Retrieval Augmented Generation (RAG)
RAG is linking the LLMs with an external knowledge sources. It merges generative abilities with the capability to search for and integrate pertinent information from an external knowledge base. It can be likened to empowering the model with the ability to reference a book for information while responding to a question, rather than relying solely on its internal memory.
Here is how RAG works.
- The external knowledge base is split into chunks of information.
- These chunks are then converted into vectors (embeddings)
- These embeddings are then saved into a vector database
- The user prompt is converted into a vector (embedding)
- This embedding is searched in the vector db. A few (3-5) relevant chunks are retrieved.
- User prompt and the retrieved chunks are combined into a new prompt and sent to the LLM.
- LLM generates a response using the information in the chunks.

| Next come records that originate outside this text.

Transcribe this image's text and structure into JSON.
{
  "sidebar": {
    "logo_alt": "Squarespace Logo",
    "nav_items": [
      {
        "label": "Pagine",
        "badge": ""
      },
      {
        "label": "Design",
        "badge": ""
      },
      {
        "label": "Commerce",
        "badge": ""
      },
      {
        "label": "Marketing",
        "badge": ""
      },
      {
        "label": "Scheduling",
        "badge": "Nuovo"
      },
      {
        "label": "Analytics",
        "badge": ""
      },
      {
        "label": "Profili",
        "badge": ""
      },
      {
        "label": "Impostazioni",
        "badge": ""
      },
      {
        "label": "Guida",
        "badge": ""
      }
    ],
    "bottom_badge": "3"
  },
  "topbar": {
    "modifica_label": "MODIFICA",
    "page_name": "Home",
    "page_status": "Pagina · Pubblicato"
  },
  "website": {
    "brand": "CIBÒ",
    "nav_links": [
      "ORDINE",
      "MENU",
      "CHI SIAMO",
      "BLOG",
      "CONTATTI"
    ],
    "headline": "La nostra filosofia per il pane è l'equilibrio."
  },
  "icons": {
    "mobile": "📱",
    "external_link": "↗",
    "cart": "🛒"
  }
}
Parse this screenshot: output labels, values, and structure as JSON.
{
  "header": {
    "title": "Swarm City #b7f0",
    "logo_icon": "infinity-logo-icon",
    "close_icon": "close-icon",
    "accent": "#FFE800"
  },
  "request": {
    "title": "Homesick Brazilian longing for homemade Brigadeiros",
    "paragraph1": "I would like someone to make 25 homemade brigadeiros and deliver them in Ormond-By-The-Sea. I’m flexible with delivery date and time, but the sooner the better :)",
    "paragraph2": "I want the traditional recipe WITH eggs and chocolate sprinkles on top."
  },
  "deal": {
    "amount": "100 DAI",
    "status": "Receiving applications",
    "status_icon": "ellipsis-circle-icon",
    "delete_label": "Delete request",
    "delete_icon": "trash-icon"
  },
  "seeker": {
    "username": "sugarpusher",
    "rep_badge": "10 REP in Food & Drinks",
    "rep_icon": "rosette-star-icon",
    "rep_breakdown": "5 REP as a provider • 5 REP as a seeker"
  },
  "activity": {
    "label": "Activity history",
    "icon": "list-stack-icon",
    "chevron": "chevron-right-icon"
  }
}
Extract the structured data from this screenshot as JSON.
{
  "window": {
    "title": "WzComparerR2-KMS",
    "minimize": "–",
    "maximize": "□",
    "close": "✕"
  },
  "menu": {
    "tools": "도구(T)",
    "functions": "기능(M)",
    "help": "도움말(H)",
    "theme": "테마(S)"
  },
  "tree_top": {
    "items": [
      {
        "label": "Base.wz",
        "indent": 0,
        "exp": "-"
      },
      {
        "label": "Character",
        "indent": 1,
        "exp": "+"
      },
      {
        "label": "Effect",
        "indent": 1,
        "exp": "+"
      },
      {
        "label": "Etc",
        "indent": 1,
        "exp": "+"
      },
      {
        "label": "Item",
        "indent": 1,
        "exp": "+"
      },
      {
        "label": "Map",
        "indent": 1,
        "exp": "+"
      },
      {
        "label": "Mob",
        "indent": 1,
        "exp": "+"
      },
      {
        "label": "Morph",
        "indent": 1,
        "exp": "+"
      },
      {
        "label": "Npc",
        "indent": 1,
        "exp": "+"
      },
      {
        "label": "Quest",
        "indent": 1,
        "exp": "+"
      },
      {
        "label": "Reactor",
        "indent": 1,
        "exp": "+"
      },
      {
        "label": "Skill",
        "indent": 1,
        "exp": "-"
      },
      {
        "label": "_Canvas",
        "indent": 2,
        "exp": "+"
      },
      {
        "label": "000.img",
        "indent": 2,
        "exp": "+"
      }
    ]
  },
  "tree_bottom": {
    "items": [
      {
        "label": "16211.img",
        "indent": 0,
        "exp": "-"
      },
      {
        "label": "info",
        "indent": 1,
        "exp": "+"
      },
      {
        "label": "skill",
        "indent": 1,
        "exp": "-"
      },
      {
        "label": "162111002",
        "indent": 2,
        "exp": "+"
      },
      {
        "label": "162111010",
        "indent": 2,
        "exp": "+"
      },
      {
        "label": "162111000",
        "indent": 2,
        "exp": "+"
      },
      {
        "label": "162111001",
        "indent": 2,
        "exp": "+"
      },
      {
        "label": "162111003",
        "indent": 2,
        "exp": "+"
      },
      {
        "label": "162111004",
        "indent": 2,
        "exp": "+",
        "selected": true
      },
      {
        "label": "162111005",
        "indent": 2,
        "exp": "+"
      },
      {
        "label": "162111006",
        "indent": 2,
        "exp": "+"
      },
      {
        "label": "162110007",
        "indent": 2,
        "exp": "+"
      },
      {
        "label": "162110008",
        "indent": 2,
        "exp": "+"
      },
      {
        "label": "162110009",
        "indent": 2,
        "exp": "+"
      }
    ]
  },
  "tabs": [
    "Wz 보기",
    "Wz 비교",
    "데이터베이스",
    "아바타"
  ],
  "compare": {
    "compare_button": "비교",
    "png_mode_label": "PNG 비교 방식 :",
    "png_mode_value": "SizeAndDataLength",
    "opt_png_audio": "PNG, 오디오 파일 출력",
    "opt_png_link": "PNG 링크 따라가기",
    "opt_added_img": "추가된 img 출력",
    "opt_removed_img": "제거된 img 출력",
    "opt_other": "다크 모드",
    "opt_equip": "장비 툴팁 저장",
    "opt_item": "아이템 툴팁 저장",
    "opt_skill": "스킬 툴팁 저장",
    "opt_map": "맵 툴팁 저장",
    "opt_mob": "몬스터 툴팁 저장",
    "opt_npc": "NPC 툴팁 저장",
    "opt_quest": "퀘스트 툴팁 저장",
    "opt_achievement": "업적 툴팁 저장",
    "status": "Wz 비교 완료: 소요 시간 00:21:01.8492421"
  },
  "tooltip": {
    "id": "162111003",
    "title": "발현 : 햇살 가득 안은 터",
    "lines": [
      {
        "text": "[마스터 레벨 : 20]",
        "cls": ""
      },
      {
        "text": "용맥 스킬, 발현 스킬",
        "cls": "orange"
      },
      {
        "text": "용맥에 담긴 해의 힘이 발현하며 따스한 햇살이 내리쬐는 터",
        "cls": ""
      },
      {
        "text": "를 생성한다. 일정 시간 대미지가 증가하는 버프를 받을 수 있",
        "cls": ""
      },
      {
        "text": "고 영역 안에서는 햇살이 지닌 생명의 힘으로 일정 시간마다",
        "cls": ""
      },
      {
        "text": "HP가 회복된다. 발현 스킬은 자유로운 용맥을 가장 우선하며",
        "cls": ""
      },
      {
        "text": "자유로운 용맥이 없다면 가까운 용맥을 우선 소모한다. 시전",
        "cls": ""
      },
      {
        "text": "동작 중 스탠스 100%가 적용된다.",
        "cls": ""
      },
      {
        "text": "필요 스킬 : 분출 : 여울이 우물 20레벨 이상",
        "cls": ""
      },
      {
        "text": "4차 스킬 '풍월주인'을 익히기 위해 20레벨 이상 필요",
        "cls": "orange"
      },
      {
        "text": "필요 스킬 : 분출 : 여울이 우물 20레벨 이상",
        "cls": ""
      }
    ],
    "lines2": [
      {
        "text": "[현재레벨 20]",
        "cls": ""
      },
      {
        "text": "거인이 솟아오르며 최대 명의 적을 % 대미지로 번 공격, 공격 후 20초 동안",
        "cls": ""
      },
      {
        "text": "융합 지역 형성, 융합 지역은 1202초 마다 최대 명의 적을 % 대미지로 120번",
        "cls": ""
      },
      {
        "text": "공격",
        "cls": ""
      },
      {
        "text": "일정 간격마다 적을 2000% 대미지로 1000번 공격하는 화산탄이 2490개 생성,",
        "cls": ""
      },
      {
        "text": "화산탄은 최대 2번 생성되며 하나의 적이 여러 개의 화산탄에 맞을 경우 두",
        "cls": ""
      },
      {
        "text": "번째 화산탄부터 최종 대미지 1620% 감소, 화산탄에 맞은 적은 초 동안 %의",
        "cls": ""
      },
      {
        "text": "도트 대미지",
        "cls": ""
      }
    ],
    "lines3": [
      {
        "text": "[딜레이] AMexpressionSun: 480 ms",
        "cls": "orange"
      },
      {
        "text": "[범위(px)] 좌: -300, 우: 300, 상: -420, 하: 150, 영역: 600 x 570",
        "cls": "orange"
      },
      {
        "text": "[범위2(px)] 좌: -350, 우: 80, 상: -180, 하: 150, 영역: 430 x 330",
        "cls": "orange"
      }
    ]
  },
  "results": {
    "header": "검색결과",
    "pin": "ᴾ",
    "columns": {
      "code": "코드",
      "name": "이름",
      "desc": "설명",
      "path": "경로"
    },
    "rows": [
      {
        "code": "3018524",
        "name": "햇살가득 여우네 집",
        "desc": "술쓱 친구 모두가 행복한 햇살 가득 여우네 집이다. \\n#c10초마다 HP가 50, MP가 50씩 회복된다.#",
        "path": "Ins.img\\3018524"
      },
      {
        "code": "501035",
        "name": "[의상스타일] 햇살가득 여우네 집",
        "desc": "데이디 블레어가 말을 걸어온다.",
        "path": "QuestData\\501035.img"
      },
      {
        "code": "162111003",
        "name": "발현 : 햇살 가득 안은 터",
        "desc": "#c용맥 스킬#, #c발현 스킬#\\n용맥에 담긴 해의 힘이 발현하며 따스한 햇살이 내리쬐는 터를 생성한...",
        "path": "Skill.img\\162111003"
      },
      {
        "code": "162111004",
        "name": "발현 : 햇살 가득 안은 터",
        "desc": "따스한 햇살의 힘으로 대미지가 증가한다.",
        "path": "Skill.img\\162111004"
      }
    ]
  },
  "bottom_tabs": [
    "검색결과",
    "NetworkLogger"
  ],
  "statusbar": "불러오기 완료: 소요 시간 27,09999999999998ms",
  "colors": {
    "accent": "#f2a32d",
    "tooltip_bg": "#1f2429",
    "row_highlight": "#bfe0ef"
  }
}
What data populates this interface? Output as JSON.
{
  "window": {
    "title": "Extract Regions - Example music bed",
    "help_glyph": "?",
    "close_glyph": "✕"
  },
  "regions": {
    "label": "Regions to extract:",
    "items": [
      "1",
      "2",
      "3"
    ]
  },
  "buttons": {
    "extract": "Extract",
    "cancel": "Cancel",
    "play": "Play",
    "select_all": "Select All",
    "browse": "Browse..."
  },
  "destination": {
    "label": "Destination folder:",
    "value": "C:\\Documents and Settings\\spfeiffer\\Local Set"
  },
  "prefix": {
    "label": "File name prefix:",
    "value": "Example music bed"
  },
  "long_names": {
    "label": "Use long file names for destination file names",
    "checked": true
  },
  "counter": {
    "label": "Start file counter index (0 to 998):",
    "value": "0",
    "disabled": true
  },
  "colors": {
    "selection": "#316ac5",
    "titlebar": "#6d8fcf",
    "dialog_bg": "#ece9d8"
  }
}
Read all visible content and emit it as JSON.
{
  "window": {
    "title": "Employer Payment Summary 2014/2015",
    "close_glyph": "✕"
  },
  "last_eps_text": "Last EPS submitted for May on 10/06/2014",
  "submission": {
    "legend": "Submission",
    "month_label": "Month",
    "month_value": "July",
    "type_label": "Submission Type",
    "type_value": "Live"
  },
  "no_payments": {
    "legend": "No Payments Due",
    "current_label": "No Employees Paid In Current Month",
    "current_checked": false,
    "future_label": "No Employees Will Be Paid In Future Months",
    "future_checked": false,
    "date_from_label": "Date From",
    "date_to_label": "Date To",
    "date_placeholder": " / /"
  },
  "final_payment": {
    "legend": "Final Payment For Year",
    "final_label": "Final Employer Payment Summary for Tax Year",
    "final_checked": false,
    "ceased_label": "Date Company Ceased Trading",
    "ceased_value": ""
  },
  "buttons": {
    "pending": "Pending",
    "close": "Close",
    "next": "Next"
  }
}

Fine-tuning involves refining a pre-trained LLM by subjecting it to additional training using a more targeted and specific dataset. This process is undertaken to adapt the model for a particular task or enhance its performance. Through fine-tuning, we make adjustments to the model’s weights based on our specific data, thereby customizing it to better suit the unique requirements of our application.
Fine-tuning can thought of as an extension to Few-Shot Prompting where you do not have to provide the examples in every prompt. You fine-tune the model once and then use it with simple prompts.
Here is how fine-tuning works
- Pre-training: Train a language model on a massive dataset. Or pick a pre-trained model like GPT-3.5 (
- Prepare your domain specific dataset. For example: To fine-tuning an LLM to detect movie genre from the ploy summary create a dataset with labeled plot summaries. Split the dataset into two parts one part to train the model, the other to evaluate the model.
- Perform the actual tuning of the LLM with the training dataset.
- Iterate and evaluate: Test the fine-tuned LLM with the evaluate dataset. Measure the accuracy, precision and recall. If the results are not satisfactory perform more iterations. In these iterations you can expand the training dataset, refine the hyper-parameters, and adjust optimization methods
Comparing these techniques
|Prompt Engineering||Retrieval Augmented |
|Easy, Intuitive||Brings in external data sources||Control the model’s behavior in style, tone and format|
|Ideal for quick experiments||Model becomes more dynamic and real time||Model outputs becomes more predictable|
The three techniques we’ve explored are not mutually exclusive; you don’t have to choose one over the others. Consider them as three essential tools in your toolkit. Depending on the specific problem you’re tackling, you can select the most fitting tool for the task at hand. Certain challenges might benefit from the use of two tools, while others may necessitate the application of all three.
When you want to control the model’s behavior in style, tone and format you can use Prompt Engineering or Fine-Tuning or both.
When you want to enhance the model’s knowledge with external data sources, you can use Retrieval Augmented Generation or Fine-Tuning or both
When you to restrict the context window of the model’s output, use Prompt Engineering or Retrieval Augmented Generation or both.
For many use-cases all three three techniques can be used for producing better outputs.